In order to send "Big Endian" i can do sizeof(array) and stuff a new array with values in reverse order and pad with remaining 0x00 unless you have a more correct way to do that with the float function.

There is no need to create another array. Simply Serial.print the existing array in the reverse order.

Paul, Yes I could do that if i was only going to display the results. After converting to Big Endian, it gets added to other data to have CRC16 done, then all the data is pumped out serially.

I have it working by swapping the order. In trying to learn C, I like to TRY to do things the most efficient way possible, instead of my loose coding I do now. LOL

I hate to ask dumb questions, but the best knowledge comes from the experts.

In trying to learn C, I like to TRY to do things the most efficient way possible, instead of my loose coding I do now. LOL

You should try to learn by doing it in a way you understand not try for efficiency. If you don't understand something you do in your program, work on it until you understand it. Completely. If there's something you don't go back over the books and learn some more. If you wonder what's the difference between and array, a pointer, a reference and a laser gun, go back and work trough primers about C and space battles until you do understand that. Repeat until you understand the subject, then move on to the next mystery.

I hate to ask dumb questions, but the best knowledge comes from the experts.

No, the best knowledge comes from what you put some work into understanding yourself. Experts at best will point you in the right direction, but at the level you have problems, you don't need experts. You need a book like "Learning C in 12 easy steps" and work through that.

Not sure as to why certain things have to be outside Loop() to work.

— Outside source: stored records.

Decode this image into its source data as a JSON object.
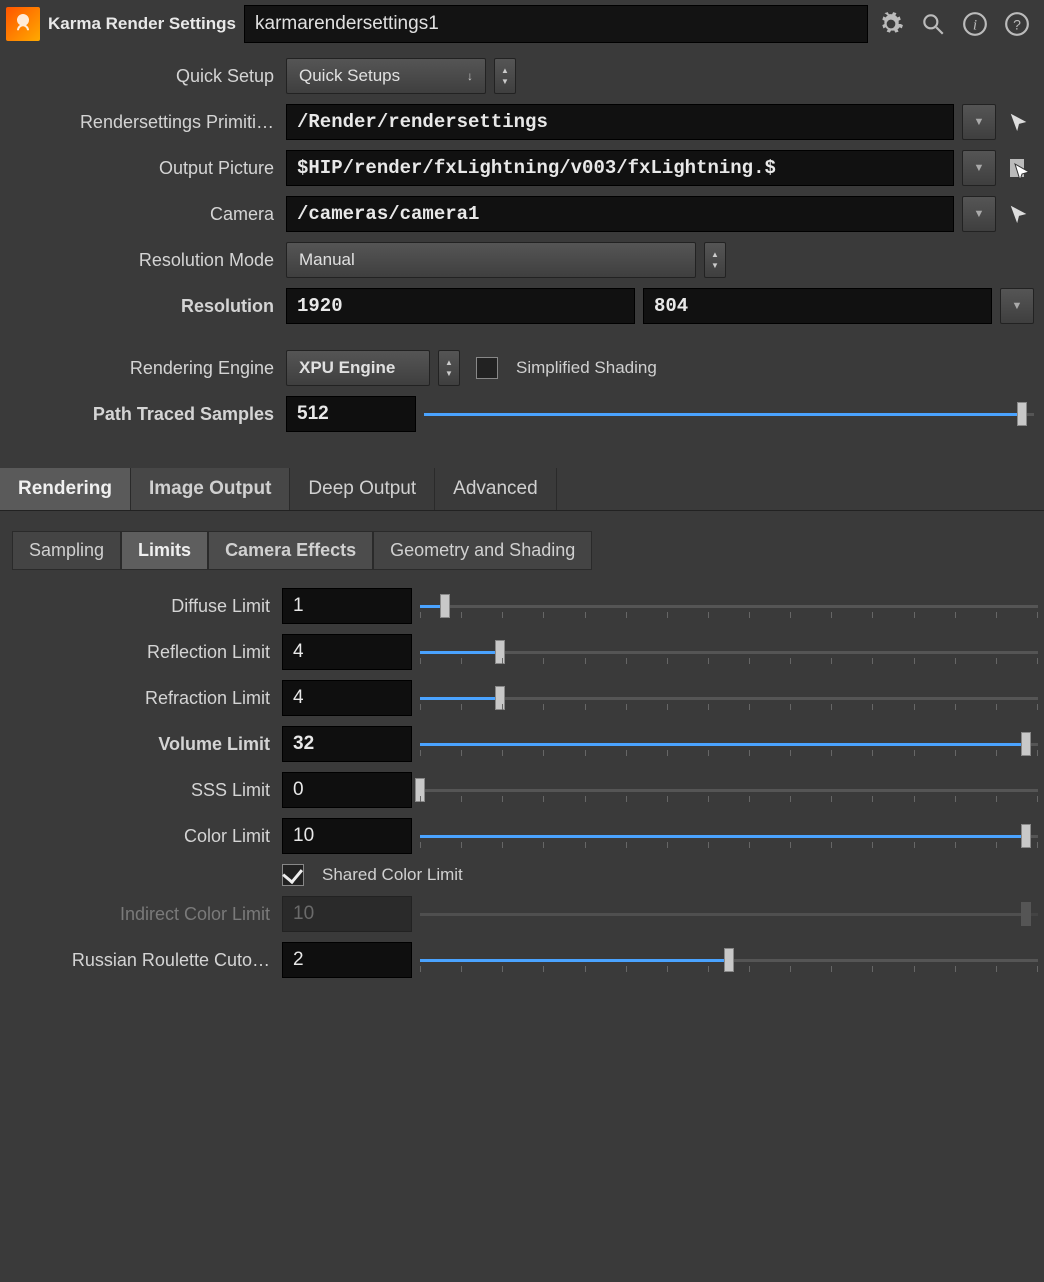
{
  "header": {
    "title": "Karma Render Settings",
    "node_name": "karmarendersettings1"
  },
  "params": {
    "quick_setup_label": "Quick Setup",
    "quick_setup_value": "Quick Setups",
    "rendersettings_label": "Rendersettings Primiti…",
    "rendersettings_value": "/Render/rendersettings",
    "output_picture_label": "Output Picture",
    "output_picture_value": "$HIP/render/fxLightning/v003/fxLightning.$",
    "camera_label": "Camera",
    "camera_value": "/cameras/camera1",
    "resolution_mode_label": "Resolution Mode",
    "resolution_mode_value": "Manual",
    "resolution_label": "Resolution",
    "resolution_x": "1920",
    "resolution_y": "804",
    "rendering_engine_label": "Rendering Engine",
    "rendering_engine_value": "XPU Engine",
    "simplified_shading_label": "Simplified Shading",
    "path_traced_label": "Path Traced Samples",
    "path_traced_value": "512",
    "path_traced_pct": 98
  },
  "tabs": [
    "Rendering",
    "Image Output",
    "Deep Output",
    "Advanced"
  ],
  "active_tab": "Rendering",
  "subtabs": [
    "Sampling",
    "Limits",
    "Camera Effects",
    "Geometry and Shading"
  ],
  "active_subtab": "Limits",
  "limits": {
    "diffuse": {
      "label": "Diffuse Limit",
      "value": "1",
      "pct": 4,
      "bold": false
    },
    "reflection": {
      "label": "Reflection Limit",
      "value": "4",
      "pct": 13,
      "bold": false
    },
    "refraction": {
      "label": "Refraction Limit",
      "value": "4",
      "pct": 13,
      "bold": false
    },
    "volume": {
      "label": "Volume Limit",
      "value": "32",
      "pct": 98,
      "bold": true
    },
    "sss": {
      "label": "SSS Limit",
      "value": "0",
      "pct": 0,
      "bold": false
    },
    "color": {
      "label": "Color Limit",
      "value": "10",
      "pct": 98,
      "bold": false
    },
    "shared_color_label": "Shared Color Limit",
    "shared_color_checked": true,
    "indirect": {
      "label": "Indirect Color Limit",
      "value": "10",
      "pct": 98,
      "disabled": true
    },
    "rr": {
      "label": "Russian Roulette Cuto…",
      "value": "2",
      "pct": 50,
      "bold": false
    }
  }
}
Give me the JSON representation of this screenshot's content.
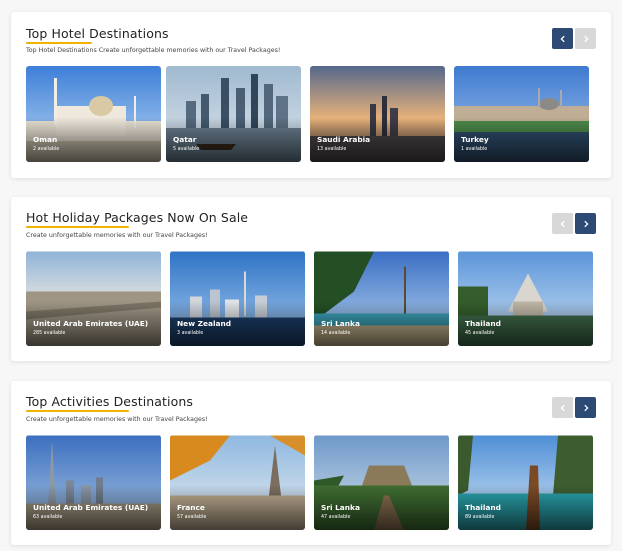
{
  "sections": [
    {
      "title": "Top Hotel Destinations",
      "subtitle": "Top Hotel Destinations Create unforgettable memories with our Travel Packages!",
      "prev_enabled": true,
      "next_enabled": false,
      "cards": [
        {
          "name": "Oman",
          "count": "2 available"
        },
        {
          "name": "Qatar",
          "count": "5 available"
        },
        {
          "name": "Saudi Arabia",
          "count": "13 available"
        },
        {
          "name": "Turkey",
          "count": "1 available"
        }
      ]
    },
    {
      "title": "Hot Holiday Packages Now On Sale",
      "subtitle": "Create unforgettable memories with our Travel Packages!",
      "prev_enabled": false,
      "next_enabled": true,
      "cards": [
        {
          "name": "United Arab Emirates (UAE)",
          "count": "285 available"
        },
        {
          "name": "New Zealand",
          "count": "3 available"
        },
        {
          "name": "Sri Lanka",
          "count": "14 available"
        },
        {
          "name": "Thailand",
          "count": "45 available"
        }
      ]
    },
    {
      "title": "Top Activities Destinations",
      "subtitle": "Create unforgettable memories with our Travel Packages!",
      "prev_enabled": false,
      "next_enabled": true,
      "cards": [
        {
          "name": "United Arab Emirates (UAE)",
          "count": "63 available"
        },
        {
          "name": "France",
          "count": "57 available"
        },
        {
          "name": "Sri Lanka",
          "count": "47 available"
        },
        {
          "name": "Thailand",
          "count": "89 available"
        }
      ]
    }
  ],
  "icons": {
    "prev": "chevron-left-icon",
    "next": "chevron-right-icon"
  },
  "colors": {
    "accent_underline": "#f2b300",
    "nav_active": "#2d4a75",
    "nav_disabled": "#d8d8d8"
  }
}
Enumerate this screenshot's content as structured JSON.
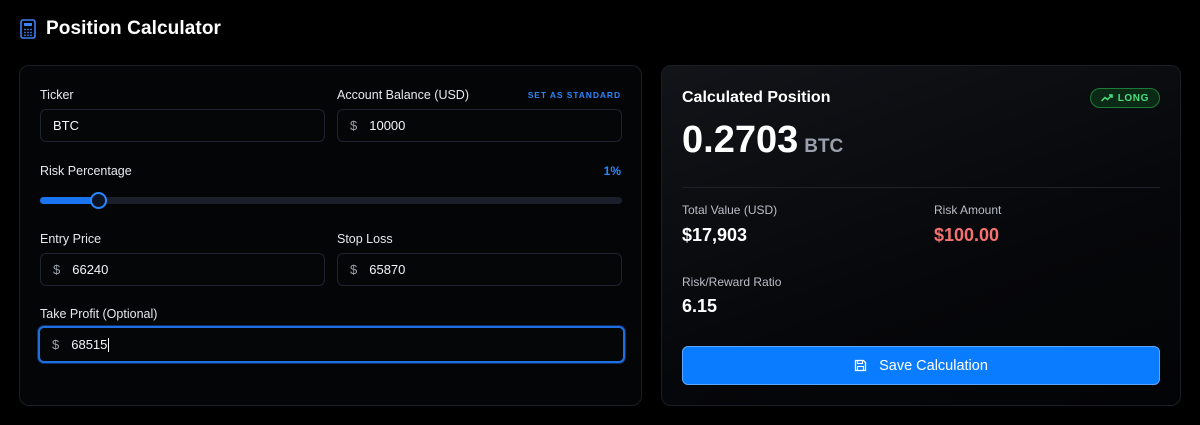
{
  "header": {
    "title": "Position Calculator",
    "icon": "calculator-icon"
  },
  "form": {
    "ticker": {
      "label": "Ticker",
      "value": "BTC"
    },
    "balance": {
      "label": "Account Balance (USD)",
      "currency": "$",
      "value": "10000",
      "set_standard": "SET AS STANDARD"
    },
    "risk": {
      "label": "Risk Percentage",
      "value_text": "1%",
      "fraction": 0.1
    },
    "entry": {
      "label": "Entry Price",
      "currency": "$",
      "value": "66240"
    },
    "stop": {
      "label": "Stop Loss",
      "currency": "$",
      "value": "65870"
    },
    "take_profit": {
      "label": "Take Profit (Optional)",
      "currency": "$",
      "value": "68515"
    }
  },
  "result": {
    "title": "Calculated Position",
    "badge": "LONG",
    "badge_icon": "trending-up-icon",
    "badge_color": "#4ade80",
    "position_size": "0.2703",
    "unit": "BTC",
    "total_value_label": "Total Value (USD)",
    "total_value": "$17,903",
    "risk_amount_label": "Risk Amount",
    "risk_amount": "$100.00",
    "risk_amount_color": "#f87171",
    "rr_label": "Risk/Reward Ratio",
    "rr_value": "6.15",
    "save_label": "Save Calculation",
    "save_icon": "save-icon",
    "accent": "#0a7cff"
  }
}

Things inside a function belong to that function, things outside don't. So the general rule is, put stuff inside a function if it belongs to it, outside if you need to share it.

Korman